The two-hour night program is more like an informal than a convention. It is a mix of party members’ speeches and well-crafted advertisements that tell the story of Joe Biden, which speaks to the problems facing America and everyday people. It may not be enough to motivate millions of voters, but it will not be a thing.
Like much of Joe Biden’s campaign, it aims to showcase this online DNC talent and convince voters that a Biden government is capable of handling the many crises facing the United States.
Here are some highlights of the second night of the Democratic National Convention.
McCain is friendly
Cindy McCain, the widow of the late senator and once a Republican presidential candidate, described in a video a lifelong friendship between her husband and Joe Biden.
Although they represented different political parties, the two U.S. symbols shared a real bond when McCain was the Republican candidate in the 2008 presidential race and Biden was the Democratic candidate for vice president.
By documenting their goodwill and willingness to work across the aisle for the betterment of the country, this video is a well-prepared reminder that political civilization can exist even in polar times.
Jill Biden teaches a lesson
Although Jill Biden spent eight years as the second woman in the United States, her speech at the conference was an introduction to many. Leaning into her career as an educator, Dr Biden spoke directly from inside a public high school she once taught.
She discussed the promise of a new school year ruined this year by the COVID-19 epidemic. She talked about raising three children and the enormous loss of her foster son Beau due to brain cancer.

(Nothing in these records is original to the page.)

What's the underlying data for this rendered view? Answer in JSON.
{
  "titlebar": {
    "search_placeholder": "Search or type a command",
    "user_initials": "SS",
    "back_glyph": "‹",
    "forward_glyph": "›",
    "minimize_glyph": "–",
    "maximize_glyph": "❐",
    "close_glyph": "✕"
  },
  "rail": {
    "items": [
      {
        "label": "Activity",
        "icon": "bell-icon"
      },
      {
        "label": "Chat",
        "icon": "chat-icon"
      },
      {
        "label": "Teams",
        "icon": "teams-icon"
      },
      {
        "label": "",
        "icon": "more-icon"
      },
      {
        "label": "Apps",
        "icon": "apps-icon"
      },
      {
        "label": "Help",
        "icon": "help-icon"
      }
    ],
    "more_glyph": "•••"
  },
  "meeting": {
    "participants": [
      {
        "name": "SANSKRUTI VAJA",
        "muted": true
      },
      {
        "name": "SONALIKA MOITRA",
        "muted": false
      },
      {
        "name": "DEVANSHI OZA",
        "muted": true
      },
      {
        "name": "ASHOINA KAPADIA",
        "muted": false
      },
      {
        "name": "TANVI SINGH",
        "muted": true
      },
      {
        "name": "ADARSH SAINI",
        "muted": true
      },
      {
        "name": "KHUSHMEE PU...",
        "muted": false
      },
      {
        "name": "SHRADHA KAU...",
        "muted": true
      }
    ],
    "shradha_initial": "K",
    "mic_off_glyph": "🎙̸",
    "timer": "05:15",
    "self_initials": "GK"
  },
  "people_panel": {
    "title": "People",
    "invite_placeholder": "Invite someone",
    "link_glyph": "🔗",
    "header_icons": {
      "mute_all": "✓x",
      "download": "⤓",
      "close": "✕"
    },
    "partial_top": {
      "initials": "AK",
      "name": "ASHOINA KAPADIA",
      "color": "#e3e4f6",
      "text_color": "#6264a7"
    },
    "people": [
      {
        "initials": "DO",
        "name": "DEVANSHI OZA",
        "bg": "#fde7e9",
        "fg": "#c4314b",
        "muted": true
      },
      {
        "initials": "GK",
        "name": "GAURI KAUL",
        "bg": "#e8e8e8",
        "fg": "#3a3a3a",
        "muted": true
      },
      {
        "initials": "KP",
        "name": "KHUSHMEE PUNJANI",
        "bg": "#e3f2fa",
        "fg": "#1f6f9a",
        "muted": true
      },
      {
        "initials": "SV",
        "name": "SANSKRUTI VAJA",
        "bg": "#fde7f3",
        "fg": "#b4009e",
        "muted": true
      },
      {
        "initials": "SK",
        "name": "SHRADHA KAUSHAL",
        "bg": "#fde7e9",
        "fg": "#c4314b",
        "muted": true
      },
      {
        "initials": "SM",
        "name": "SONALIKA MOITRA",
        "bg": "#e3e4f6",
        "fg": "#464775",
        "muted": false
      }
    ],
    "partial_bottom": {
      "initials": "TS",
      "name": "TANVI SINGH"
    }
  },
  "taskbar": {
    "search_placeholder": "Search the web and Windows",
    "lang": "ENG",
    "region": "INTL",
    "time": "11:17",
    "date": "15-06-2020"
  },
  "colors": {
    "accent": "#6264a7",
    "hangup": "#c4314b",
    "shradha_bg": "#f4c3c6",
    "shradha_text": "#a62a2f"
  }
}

Her address showed her modesty and warmth, almost like that sweet English teacher you can chat with at lunchtime. But the film is not accidental.
The Biden campaign hopes to carry the support of moms across the country who have to wear countless hats in a year demanding distance learning, financial crisis and more anxiety. They hope that many will find themselves in Jill Biden.
The Roll call
One of the highlights of a typical Democratic National Convention is the roll call. This lengthy process involves delegates from each state and region talking about their support for the nominee and announcing the results of their delegation’s primary election.
It is usually a time to see the humorous diversity of party members, which is a tradition even in these circumstances. But this year, DNC filmed roll call announcements in every state. This is an opportunity to show not only the delegates but also the regions they represent.
Most importantly, amid the roll call, Joe Biden was officially elected president of the Democratic Party when he received 1,991 delegate votes.
What happened at the Democratic Party National Convention?
Of course, even the night had its mill-run moments. Former President Bill Clinton spoke only five minutes at the night from his home.
Another former Democratic candidate, former Secretary of State John Kerry, also spoke politely and if not very enthusiastically.
Alexandria Oaxacio-Cortez, the party’s rising star representative, spoke for about two minutes, nominating Senator Bernie Sanders, the only candidate who sent delegates to the convention.
The AOC’s approval of Sanders caused a moment of ripple effect online, with some thinking she was refusing to support Joe Biden.
However, she rapidly explained that Bernie Sanders’ nomination was a standard procedure and that she hopes to defeat Donald Trump in the fall by voting to Biden.